A horse race is a sporting event that features the running of horses and the awarding of prize money. The sport is not considered a traditional form of entertainment by many people, but it has become increasingly popular in recent years. A horse’s health is a significant factor in its success in a race. Injuries are a common occurrence at the track and can result in death. The horse’s heart and lungs are especially susceptible to injury. Injuries can also be caused by collisions with other horses or the track itself.
The rules of a horse race vary from country to country. However, the majority of races are run on a flat course and involve a combination of speed and stamina. In some countries, horses are required to carry a certain amount of weight in order to compete fairly against other racehorses. Weights are assigned based on the age, gender, and training of the horses. In addition to the amount of weight a horse must carry, a variety of other factors can influence a race’s outcome, including the location of the course, whether it is dirt or grass, the race distance, and the number of turns.
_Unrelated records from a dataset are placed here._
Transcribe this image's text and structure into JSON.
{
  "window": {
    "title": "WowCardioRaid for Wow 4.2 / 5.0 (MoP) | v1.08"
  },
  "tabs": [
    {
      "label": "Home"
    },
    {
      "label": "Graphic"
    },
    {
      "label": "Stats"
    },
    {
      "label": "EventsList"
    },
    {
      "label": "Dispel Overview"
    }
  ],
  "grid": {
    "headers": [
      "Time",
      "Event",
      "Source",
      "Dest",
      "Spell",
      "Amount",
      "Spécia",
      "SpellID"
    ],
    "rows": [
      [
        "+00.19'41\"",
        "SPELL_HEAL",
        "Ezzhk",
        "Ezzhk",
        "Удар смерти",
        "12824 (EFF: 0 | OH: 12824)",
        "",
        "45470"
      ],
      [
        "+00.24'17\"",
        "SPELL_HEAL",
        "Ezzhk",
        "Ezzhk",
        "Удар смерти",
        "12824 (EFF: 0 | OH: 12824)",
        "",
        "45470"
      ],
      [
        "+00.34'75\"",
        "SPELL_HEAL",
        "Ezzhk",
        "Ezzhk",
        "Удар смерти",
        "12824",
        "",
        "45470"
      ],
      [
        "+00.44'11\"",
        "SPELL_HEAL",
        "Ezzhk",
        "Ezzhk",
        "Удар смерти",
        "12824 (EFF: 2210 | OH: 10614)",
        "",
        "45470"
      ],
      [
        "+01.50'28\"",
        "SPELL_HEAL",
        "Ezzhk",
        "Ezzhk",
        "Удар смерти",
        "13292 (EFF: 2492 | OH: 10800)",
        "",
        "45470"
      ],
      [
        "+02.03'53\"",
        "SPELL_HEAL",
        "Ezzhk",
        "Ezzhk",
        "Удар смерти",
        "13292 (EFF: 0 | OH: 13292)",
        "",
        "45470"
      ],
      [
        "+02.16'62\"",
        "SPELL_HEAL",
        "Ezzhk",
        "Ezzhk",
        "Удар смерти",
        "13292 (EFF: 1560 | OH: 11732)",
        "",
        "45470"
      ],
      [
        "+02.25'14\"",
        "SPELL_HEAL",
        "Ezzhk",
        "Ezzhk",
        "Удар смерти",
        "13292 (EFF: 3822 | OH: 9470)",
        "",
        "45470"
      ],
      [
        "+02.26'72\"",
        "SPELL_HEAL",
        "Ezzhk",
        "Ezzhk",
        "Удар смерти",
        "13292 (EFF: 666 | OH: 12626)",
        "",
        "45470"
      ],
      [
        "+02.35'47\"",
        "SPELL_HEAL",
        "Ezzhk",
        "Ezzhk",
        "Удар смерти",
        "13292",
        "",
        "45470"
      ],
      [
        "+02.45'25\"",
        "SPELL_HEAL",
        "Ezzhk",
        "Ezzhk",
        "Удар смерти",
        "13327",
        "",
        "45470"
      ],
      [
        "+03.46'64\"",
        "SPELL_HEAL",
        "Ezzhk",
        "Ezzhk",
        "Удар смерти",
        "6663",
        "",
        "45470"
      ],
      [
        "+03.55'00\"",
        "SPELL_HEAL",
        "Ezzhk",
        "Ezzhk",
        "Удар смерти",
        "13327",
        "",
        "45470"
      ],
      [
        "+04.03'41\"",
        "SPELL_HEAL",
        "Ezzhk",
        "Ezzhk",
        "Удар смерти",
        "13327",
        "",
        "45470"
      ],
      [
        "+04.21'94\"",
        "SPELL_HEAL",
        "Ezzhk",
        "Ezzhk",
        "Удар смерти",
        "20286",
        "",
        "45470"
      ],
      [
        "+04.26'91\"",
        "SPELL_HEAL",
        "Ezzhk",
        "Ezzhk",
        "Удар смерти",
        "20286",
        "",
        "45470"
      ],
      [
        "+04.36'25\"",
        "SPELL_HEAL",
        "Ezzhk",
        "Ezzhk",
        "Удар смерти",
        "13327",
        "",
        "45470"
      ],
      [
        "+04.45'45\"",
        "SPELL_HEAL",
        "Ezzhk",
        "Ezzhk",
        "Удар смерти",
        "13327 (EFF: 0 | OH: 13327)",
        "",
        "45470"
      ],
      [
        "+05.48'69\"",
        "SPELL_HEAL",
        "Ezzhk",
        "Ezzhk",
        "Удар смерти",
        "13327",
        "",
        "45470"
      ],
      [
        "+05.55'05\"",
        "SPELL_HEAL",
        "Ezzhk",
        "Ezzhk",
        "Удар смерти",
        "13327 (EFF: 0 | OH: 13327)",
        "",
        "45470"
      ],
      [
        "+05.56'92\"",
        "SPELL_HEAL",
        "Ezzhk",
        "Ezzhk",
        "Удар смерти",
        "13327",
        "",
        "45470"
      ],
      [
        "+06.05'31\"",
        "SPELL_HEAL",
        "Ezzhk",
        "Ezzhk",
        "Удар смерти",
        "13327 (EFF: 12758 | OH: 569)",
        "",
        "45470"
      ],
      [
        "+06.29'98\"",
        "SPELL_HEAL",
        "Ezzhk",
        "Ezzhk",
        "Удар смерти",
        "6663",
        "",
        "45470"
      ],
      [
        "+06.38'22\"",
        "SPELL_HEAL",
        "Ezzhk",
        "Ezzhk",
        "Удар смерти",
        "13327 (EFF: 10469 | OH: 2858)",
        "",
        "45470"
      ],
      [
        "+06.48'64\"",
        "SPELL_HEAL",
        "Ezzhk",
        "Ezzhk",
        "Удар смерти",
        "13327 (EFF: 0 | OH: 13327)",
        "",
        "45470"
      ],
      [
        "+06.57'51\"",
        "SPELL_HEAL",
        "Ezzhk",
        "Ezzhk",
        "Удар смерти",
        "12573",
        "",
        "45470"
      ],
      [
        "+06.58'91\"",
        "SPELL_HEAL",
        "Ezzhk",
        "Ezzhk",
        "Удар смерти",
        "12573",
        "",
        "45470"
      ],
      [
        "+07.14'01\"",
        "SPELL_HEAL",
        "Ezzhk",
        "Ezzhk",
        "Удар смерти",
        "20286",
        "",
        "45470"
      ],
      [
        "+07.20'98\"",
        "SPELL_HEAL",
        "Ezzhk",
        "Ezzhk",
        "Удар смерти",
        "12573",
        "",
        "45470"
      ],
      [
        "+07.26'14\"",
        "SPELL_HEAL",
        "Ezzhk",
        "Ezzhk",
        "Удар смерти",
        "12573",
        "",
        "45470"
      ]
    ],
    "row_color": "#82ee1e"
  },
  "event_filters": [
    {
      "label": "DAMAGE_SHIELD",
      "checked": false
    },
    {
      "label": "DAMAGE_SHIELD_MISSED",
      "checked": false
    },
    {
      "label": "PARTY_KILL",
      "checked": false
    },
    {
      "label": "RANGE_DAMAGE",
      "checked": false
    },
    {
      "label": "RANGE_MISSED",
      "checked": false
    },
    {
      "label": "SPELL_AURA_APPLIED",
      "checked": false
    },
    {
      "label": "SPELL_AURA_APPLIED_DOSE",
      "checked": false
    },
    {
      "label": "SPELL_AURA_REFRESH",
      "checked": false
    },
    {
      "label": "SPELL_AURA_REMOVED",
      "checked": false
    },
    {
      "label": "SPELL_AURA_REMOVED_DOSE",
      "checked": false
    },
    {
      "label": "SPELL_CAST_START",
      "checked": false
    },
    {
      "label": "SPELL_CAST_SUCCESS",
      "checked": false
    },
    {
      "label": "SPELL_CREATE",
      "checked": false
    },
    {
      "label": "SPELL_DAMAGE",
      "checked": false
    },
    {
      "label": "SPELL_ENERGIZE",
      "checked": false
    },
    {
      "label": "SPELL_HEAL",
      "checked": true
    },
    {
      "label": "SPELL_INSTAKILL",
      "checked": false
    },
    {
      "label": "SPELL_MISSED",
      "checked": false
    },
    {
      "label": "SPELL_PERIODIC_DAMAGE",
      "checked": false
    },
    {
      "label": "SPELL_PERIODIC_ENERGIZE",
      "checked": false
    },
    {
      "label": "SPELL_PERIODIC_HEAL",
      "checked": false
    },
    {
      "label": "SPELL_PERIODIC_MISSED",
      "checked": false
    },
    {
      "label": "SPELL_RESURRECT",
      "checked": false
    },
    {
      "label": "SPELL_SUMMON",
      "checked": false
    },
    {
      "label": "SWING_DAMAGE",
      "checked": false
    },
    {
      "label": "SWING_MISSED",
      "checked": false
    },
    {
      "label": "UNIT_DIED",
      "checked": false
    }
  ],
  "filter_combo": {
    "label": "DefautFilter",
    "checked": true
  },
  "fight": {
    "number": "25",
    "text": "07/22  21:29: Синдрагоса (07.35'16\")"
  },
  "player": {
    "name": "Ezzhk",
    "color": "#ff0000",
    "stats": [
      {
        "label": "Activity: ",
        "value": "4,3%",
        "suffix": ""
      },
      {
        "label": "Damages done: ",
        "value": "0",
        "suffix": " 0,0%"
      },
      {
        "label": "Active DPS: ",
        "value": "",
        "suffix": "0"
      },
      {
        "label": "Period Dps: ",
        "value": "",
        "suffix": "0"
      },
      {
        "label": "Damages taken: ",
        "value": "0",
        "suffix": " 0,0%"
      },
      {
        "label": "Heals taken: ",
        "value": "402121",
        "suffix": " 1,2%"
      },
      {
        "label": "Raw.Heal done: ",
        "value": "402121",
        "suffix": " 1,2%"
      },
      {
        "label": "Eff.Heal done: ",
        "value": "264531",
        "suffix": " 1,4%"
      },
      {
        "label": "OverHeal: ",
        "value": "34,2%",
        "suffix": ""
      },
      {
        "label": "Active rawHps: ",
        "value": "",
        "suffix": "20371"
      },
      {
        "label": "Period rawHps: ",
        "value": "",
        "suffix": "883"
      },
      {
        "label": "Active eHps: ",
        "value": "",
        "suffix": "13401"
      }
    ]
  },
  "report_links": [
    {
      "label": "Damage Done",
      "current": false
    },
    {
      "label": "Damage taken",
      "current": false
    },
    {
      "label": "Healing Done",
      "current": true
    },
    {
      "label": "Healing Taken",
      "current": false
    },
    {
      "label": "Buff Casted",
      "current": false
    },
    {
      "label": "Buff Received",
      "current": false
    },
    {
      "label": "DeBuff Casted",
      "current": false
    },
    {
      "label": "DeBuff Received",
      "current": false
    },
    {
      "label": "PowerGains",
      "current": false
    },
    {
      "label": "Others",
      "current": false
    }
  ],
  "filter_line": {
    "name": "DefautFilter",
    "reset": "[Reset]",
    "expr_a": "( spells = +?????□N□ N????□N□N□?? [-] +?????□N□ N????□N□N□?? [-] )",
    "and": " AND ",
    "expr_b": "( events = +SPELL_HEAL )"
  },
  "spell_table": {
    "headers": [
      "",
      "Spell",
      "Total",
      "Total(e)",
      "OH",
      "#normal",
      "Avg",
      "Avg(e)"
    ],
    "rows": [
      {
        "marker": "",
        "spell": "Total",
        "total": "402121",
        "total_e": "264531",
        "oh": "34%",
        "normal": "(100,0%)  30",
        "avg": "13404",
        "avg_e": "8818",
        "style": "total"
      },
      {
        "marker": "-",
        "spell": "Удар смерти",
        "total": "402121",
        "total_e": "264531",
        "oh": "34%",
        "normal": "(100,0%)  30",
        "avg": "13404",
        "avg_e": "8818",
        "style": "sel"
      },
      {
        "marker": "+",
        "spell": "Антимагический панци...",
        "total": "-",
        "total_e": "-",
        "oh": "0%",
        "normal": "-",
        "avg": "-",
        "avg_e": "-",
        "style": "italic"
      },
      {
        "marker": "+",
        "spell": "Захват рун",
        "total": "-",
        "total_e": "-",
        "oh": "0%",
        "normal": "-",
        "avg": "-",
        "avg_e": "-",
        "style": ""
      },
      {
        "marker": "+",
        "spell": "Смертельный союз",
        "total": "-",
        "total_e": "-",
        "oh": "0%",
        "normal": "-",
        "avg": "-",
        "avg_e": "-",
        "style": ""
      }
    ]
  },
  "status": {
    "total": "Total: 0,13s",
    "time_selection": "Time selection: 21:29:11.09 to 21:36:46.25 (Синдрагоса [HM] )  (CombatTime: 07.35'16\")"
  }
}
In most horse races, a jockey is mounted on the back of a horse and must control it in the race. The rider must obey the rules of the race, such as not crossing the start line too early. The jockey must also make sure the horse jumps all hurdles (if present) and crosses the finish line. The riders are paid for their efforts in the form of a percentage of the total purse.
Horses are bred and trained for the purpose of racing, and they reach their peak ability at about age four. Because of the size of horse races and the high cost of breeding, training, and sale prices, some trainers keep their horses in training past the classic age of five. These older horses are called “older runners.”
During a horse race, it is normal for horses to experience some bleeding from the lungs during exercise. This is known as exercise-induced pulmonary hemorrhage, or EIPH. To combat this, most horses are given a cocktail of legal drugs intended to mask injuries and increase performance. For example, many horses are given Lasix, which is a diuretic with performance-enhancing properties.
The first horse to cross the finish line is declared the winner of the race. If two or more horses cross the line together, the decision is based on a photo finish. In a photo finish, the photograph is studied by stewards to see which horse crossed the line first. If the stewards cannot determine who won, then the race is declared a dead heat. In a dead heat, the first place horse wins the purse. The other horse is given second place.